The snarling mouth of a coal-fired oven dubbed “The Wolf” chars the crusts of Bocca Lupo’s pizzas and calzones to a crunchy golden-brown. The pizzeria’s no-frills menu boasts eight specialty pizzas, including a spinach and ricotta combination ($14 for a 14"; $17 for an 18") and a meatball pie loaded with fresh mozzarella ($14 for a 14"; $18 for an 18"). Patrons can watch chefs hand stretch pizza dough across a custom-made marble slab before topping it with ricotta, mozzarella, and romano cheeses ($12) along with extras such as anchovies or sun-dried tomatoes ($1.50 each). While the main course bakes on glowing coals, platefuls of garlic fries ($4.50) temper belly growls and keep freeloading vampires at bay. For dessert, diners can sit in the glow of the coal fire and recount ghost stories around a s’mores pizza crowned with marshmallows, chocolate, and a crumbly garland of graham crackers ($7).
Visani Restaurant & The Comedy Zone set the stage for comedians from throughout the United States to fill the rows with uproarious laughter every Saturday night. Guests can munch on an appetizer platter of mini meatballs, fried mozzarella, and bruschetta before a main course of hard-boiled comedy is served at 10 p.m., which leaves ample time to warm up guffaws throughout the day. Upcoming acts include Tony Tone, an impressionist who has appeared on HBO's Def Comedy Jam and Cedric the Entertainer's DVD The Starting Line Up 1, and James Sibley, an observational comedian who has appeared on My Name Is Earl. Unlike an elitist ATM, the 200-seat theater operates on a first-come, first-served basis, so reservations are recommended.
Behind their teppanyaki grilling stations, chefs at Kumo Japanese Steakhouse & Sushi flip lobster tails, filet mignon, and shrimp through the air as diners look on. A short distance away from the hibachi flames, chefs at the sushi bar craft fresh hand rolls based on local catches, such as the cape coral maki with salmon, tuna, and avocado and the Top of the World roll with yellowtail, scallion, and cucumber. Staff pour hot and cold sake and imported beer for patrons to quaff when not digging into a noodle bowl. The dining area’s decor teems with Asian accents such as bamboo shoots, a zen-garden-inspired rock wall, and a zen-garden-inspired ball pit.
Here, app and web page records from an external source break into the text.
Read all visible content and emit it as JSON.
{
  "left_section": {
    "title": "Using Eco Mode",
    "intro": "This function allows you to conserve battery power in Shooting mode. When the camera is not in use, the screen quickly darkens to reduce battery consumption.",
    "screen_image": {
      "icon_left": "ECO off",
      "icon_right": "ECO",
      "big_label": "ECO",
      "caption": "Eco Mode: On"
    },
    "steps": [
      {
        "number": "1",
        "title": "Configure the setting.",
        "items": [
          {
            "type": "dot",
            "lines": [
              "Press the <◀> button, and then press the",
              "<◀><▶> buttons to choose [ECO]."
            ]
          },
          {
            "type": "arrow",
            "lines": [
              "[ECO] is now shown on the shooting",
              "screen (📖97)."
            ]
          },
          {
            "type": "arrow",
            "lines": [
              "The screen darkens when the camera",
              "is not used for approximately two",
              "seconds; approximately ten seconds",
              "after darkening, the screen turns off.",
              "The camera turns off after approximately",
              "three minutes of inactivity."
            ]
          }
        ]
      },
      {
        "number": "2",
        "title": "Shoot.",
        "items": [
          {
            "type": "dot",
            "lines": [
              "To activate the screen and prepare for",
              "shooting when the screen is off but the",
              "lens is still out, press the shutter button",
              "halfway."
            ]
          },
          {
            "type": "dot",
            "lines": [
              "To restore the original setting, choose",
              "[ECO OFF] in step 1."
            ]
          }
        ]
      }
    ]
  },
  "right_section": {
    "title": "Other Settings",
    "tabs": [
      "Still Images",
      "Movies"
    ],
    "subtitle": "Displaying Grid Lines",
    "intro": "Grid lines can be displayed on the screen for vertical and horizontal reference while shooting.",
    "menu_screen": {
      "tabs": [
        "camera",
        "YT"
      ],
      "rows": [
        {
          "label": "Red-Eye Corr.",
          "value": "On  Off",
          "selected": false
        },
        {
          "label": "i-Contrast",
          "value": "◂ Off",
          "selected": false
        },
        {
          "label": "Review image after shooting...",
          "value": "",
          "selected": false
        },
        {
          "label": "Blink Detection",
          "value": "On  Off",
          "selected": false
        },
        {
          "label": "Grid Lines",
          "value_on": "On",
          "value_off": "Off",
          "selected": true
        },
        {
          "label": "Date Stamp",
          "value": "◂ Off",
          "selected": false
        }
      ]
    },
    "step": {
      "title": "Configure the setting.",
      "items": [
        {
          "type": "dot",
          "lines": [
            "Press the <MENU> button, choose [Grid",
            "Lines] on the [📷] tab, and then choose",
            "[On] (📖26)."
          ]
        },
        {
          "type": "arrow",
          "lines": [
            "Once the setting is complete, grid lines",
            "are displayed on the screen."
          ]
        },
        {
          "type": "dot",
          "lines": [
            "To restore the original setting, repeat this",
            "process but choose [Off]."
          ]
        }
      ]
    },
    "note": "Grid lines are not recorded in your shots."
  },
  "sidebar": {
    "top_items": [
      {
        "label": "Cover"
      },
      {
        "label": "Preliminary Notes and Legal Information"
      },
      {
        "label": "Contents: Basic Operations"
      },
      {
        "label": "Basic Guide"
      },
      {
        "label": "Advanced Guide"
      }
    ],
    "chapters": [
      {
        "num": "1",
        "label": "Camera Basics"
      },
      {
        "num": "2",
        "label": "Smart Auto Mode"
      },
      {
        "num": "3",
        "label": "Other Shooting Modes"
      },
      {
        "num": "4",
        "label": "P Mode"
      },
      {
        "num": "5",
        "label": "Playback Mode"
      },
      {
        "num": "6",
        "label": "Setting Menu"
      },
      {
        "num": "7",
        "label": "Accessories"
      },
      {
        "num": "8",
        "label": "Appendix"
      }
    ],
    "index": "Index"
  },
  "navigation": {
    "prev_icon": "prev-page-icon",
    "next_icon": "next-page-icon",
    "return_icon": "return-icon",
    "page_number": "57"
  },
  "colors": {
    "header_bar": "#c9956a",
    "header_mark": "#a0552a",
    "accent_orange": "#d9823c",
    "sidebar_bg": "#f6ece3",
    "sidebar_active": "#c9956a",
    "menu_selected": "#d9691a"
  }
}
Legend has it that during a high-stakes poker game, Johnny Leverock threw down the winning hand and won a 7-acre Tampa Bay oyster bed. The bed held a surplus of oysters—15,000 bushels a year—leading Johnny to open up his own oyster bar in 1948, which served the seafood-centric recipes his wife Bertha had perfected. Years later, new owners dubbed the eatery Leverock’s Restaurant in homage to the man, keeping the same clam-chowder recipe served on the original menu in 1948. Other standouts include sesame-seed-crusted mahi-mahi, north Atlantic snow crab, and housemade bread pudding. In line with the maritime theme, oversize fish hang from the ceiling in the dining room, and floor-to-ceiling windows provide panoramic views of Palm Island and the Intracoastal Waterway.